Obamacare is a patient etherized upon the Senate table, under a secret scalpel on the dark side of the Capitol. They say it's in critical condition and may die a swift death within seven days. It is only 7 years old.
The body is still warm, though President Trump is gleefully pronouncing it dead. We are talking about President Obama's signature piece of legislation, the Affordable Care Act. And part of this is personal. Repealing Obamacare, dealing a lethal blow to Barack Obama's legacy, is truly the best part of the Republican fun.
As Trump flits about swing states, never one to study the finer points, he knows "Mitch" is the man with the plan.
Senate Majority Leader Mitch McConnell, R-Ky., aims to push a health care "repeal and replace" vote before the July 4 recess.
The conventional wisdom is that major social legislation can't be done without committee hearings, floor debate, artful compromise and deliberation.
This is a vote of tragic magnitude, after all, affecting millions of American families. At stake for so many is losing their health care insurance to pay for tax cuts for the wealthy. Those on Medicaid are said to be most vulnerable.

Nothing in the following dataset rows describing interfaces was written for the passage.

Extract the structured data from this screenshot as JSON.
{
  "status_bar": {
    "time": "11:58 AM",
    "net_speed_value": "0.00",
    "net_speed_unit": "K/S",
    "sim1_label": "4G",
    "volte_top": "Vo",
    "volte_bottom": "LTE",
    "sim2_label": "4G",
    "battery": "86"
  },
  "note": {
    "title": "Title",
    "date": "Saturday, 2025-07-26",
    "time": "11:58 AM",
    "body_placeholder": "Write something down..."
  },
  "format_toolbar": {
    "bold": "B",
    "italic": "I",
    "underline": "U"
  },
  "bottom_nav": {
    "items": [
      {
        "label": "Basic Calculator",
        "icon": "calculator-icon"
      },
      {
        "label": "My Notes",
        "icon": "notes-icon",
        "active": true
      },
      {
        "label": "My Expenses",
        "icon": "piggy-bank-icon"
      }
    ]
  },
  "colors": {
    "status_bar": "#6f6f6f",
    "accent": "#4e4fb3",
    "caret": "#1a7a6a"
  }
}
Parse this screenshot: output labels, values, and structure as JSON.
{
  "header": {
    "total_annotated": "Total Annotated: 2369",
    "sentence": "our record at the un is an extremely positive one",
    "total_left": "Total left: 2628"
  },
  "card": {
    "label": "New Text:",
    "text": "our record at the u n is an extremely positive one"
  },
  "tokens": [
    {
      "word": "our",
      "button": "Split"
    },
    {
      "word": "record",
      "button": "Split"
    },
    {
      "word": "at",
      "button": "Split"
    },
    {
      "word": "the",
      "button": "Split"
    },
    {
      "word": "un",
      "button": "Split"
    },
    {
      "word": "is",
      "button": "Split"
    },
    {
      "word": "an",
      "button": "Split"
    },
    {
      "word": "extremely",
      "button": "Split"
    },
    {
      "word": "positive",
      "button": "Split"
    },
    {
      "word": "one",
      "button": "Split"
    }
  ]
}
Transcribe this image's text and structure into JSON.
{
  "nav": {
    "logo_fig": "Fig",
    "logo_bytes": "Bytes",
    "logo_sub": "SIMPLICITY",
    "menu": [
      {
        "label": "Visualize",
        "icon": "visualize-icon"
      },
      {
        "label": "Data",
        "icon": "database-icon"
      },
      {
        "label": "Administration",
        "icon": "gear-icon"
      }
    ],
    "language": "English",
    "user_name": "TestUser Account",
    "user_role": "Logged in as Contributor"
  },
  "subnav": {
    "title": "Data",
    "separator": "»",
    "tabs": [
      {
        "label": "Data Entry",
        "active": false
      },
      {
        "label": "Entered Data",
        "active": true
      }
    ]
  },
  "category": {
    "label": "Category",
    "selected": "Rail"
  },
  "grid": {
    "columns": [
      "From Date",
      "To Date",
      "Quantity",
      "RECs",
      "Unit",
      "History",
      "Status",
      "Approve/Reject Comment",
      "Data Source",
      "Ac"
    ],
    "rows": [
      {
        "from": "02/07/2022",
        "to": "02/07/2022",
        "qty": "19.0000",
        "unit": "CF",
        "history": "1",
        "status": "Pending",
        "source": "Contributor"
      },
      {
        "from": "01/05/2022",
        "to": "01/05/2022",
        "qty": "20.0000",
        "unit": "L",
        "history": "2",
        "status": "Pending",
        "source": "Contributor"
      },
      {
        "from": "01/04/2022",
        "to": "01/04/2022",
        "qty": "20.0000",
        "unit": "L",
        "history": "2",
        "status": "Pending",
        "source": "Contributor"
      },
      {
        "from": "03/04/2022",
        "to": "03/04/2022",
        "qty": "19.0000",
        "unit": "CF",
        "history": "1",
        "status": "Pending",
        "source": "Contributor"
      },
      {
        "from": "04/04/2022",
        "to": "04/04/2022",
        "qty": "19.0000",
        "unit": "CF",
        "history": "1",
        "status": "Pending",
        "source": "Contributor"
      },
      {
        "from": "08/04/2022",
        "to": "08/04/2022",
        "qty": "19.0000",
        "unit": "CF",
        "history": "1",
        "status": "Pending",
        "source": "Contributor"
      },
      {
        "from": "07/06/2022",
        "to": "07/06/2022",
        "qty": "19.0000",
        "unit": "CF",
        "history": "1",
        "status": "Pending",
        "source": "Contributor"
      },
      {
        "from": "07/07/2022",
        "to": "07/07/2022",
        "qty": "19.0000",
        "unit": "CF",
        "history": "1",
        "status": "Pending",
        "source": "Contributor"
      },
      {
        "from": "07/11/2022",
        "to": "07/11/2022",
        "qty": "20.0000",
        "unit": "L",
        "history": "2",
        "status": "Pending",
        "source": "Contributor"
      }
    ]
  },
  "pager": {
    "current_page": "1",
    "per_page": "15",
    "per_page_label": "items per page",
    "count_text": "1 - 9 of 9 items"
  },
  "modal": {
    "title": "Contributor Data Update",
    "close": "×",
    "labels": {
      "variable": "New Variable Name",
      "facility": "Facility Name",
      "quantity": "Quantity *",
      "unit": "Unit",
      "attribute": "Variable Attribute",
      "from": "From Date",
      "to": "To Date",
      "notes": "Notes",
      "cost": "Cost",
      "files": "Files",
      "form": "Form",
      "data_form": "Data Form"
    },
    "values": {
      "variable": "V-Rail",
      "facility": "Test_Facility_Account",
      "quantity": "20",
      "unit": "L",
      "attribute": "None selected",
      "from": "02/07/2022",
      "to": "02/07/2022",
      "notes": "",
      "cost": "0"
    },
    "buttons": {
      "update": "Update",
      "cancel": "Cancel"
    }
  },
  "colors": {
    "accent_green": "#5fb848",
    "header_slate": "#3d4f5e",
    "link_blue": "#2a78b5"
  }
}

But McConnell is brazen, crafty and willing to walk where nobody ever has. The Senate Democratic leader, Charles Schumer of New York, is fast on his feet on the floor, but practically powerless to stop this ship from sailing. Democratic senators are fighting mad, denouncing McConnell's sham act.
Senator Elizabeth Warren, D-Mass., denounced it as a "monstrosity, trading away women's health care for a tax cut for the rich."
Senator Debbie Stabenow, D-Mich., spoke on the floor: "We are not willing to discuss burning down the house."
Few realize just how fast McConnell is moving to meet the moment. The press focus on the Russian investigation has played nicely into his agile hands.
Most of his own Republican caucus of 52 senators had nothing to do with the process until the leader unveiled the bill to repeal Obamacare on Thursday, June 22. Democratic senators were never allowed in the room, so there was no pretense of bipartisanship.
Remember what everyone said about McConnell denying a confirmation hearing to Judge Merrick Garland, Obama's Supreme Court nominee last year?
They said: "You can't do that!" Well, yes, he can.
McConnell broke all rules of custom and civility — and was rewarded handsomely. Knowing time was his friend, he waited months to quell the outrage and shock as 2016 wore on. So a new Republican president got to name the archconservative Neil Gorsuch to fill the vacancy to sway the divided high court.
Emboldened by his historic victory, McConnell needs 50 votes (out of 52 Republicans) to take down Obamacare. This time, he knows time is his enemy. Hence the rush. In the few days remaining, Democrats are grasping at slender hopes: to crack a few of the four Senate Republican women and to rally public opinion to their side.
For those curious about the leader's method, here's how he operated on the patient, Obamacare, for weeks. Only 13 men were allowed at the table — McConnell and 12 angry men, I like to say. Yes, they were all white.
The secret huddle included lanky John Thune from South Dakota and folksy Johnny Isakson, 72, of Georgia.
Think about it, Californians and New Yorkers, living in two of the most populous states. Your senators are all Democrats and so you don't have a say, a voice at the table. A guy from South Dakota is controlling your family's fate.
That's the curse and flaw of the Senate, thanks to James Madison and Alexander Hamilton. The Senate is known as "The Plantation" because it's often late to the game of progress with its elite, lopsided representation.
Over the years, Senate leaders were called "Southern old bulls." Meet McConnell, 75, who sees himself in that tradition. You hear Kentucky clear in his voice. And you have to admit, he's audacious.
An outsider president like Trump needs a shrewd insider like McConnell to get his agenda accomplished, political observers say. Even still, the vote will be a very near thing.
Don't look now, but the patient is showing signs of life.
To find out more about Jamie Stiehm and read features by other Creators Syndicate writers and cartoonists, visit creators.com.